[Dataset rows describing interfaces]
—————
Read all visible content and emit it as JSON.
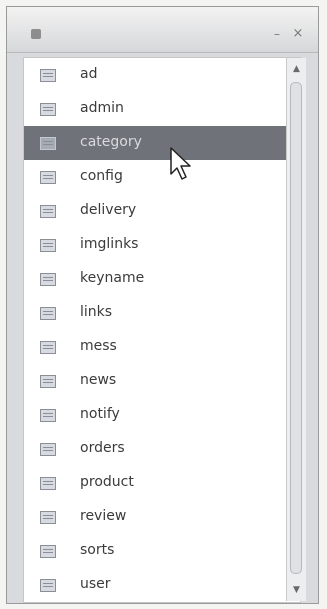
{
  "titlebar": {
    "minimize_icon": "minimize-icon",
    "close_icon": "close-icon",
    "min_glyph": "–",
    "close_glyph": "×"
  },
  "list": {
    "selected_index": 2,
    "items": [
      {
        "label": "ad",
        "icon": "table-icon"
      },
      {
        "label": "admin",
        "icon": "table-icon"
      },
      {
        "label": "category",
        "icon": "table-icon"
      },
      {
        "label": "config",
        "icon": "table-icon"
      },
      {
        "label": "delivery",
        "icon": "table-icon"
      },
      {
        "label": "imglinks",
        "icon": "table-icon"
      },
      {
        "label": "keyname",
        "icon": "table-icon"
      },
      {
        "label": "links",
        "icon": "table-icon"
      },
      {
        "label": "mess",
        "icon": "table-icon"
      },
      {
        "label": "news",
        "icon": "table-icon"
      },
      {
        "label": "notify",
        "icon": "table-icon"
      },
      {
        "label": "orders",
        "icon": "table-icon"
      },
      {
        "label": "product",
        "icon": "table-icon"
      },
      {
        "label": "review",
        "icon": "table-icon"
      },
      {
        "label": "sorts",
        "icon": "table-icon"
      },
      {
        "label": "user",
        "icon": "table-icon"
      }
    ]
  },
  "scrollbar": {
    "up_glyph": "▲",
    "down_glyph": "▼"
  },
  "colors": {
    "selected_row": "#6f7379",
    "window_bg": "#d8dadd"
  }
}
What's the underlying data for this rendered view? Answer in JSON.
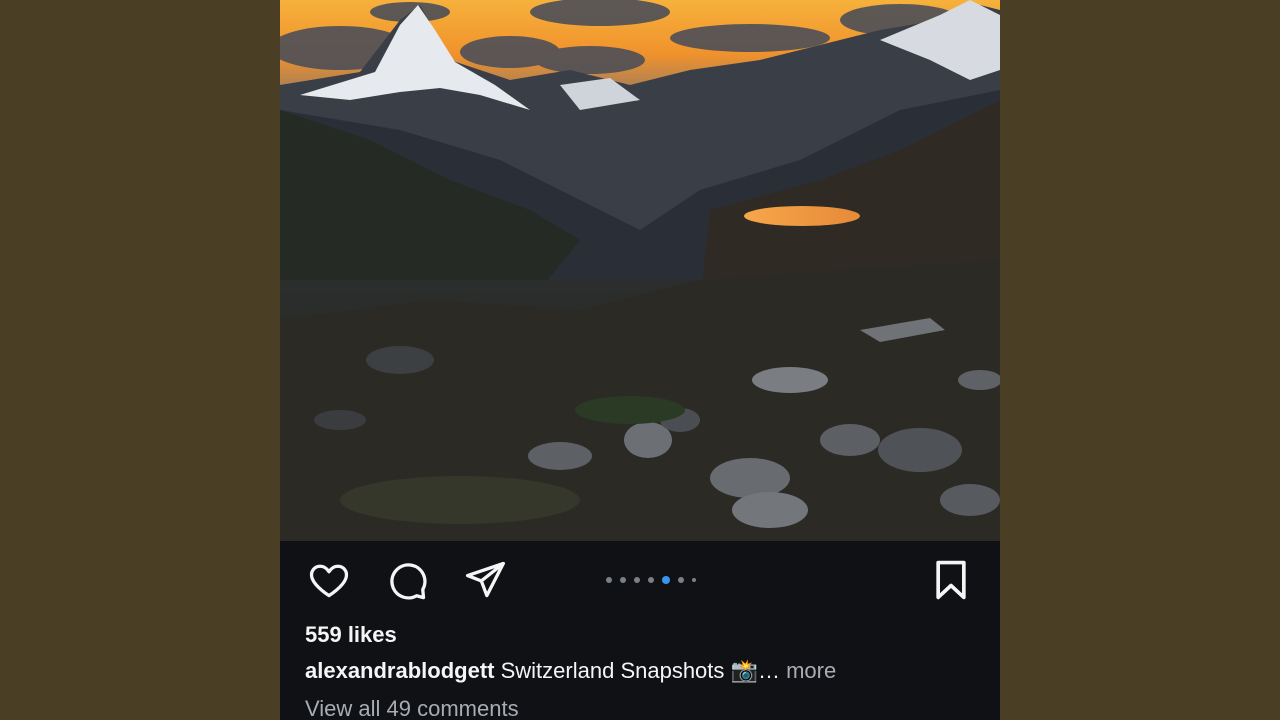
{
  "post": {
    "image_alt": "Matterhorn mountain at sunset with alpine lake and rocky terrain",
    "likes": "559 likes",
    "caption": {
      "username": "alexandrablodgett",
      "text": "Switzerland Snapshots",
      "emoji": "📸",
      "ellipsis": "…",
      "more": "more"
    },
    "comments_link": "View all 49 comments"
  },
  "actions": {
    "icons": [
      "heart-icon",
      "comment-icon",
      "share-icon",
      "bookmark-icon"
    ]
  },
  "carousel": {
    "dots": 7,
    "active_index": 4
  },
  "colors": {
    "background": "#4a3e24",
    "panel": "#0f1115",
    "active_dot": "#3797f0",
    "text": "#f5f5f5",
    "muted_text": "#a8acb3"
  }
}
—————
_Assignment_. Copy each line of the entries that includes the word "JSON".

_Task solution_.
Read all visible content and emit it as JSON.
What's the underlying data for this rendered view? Answer in JSON.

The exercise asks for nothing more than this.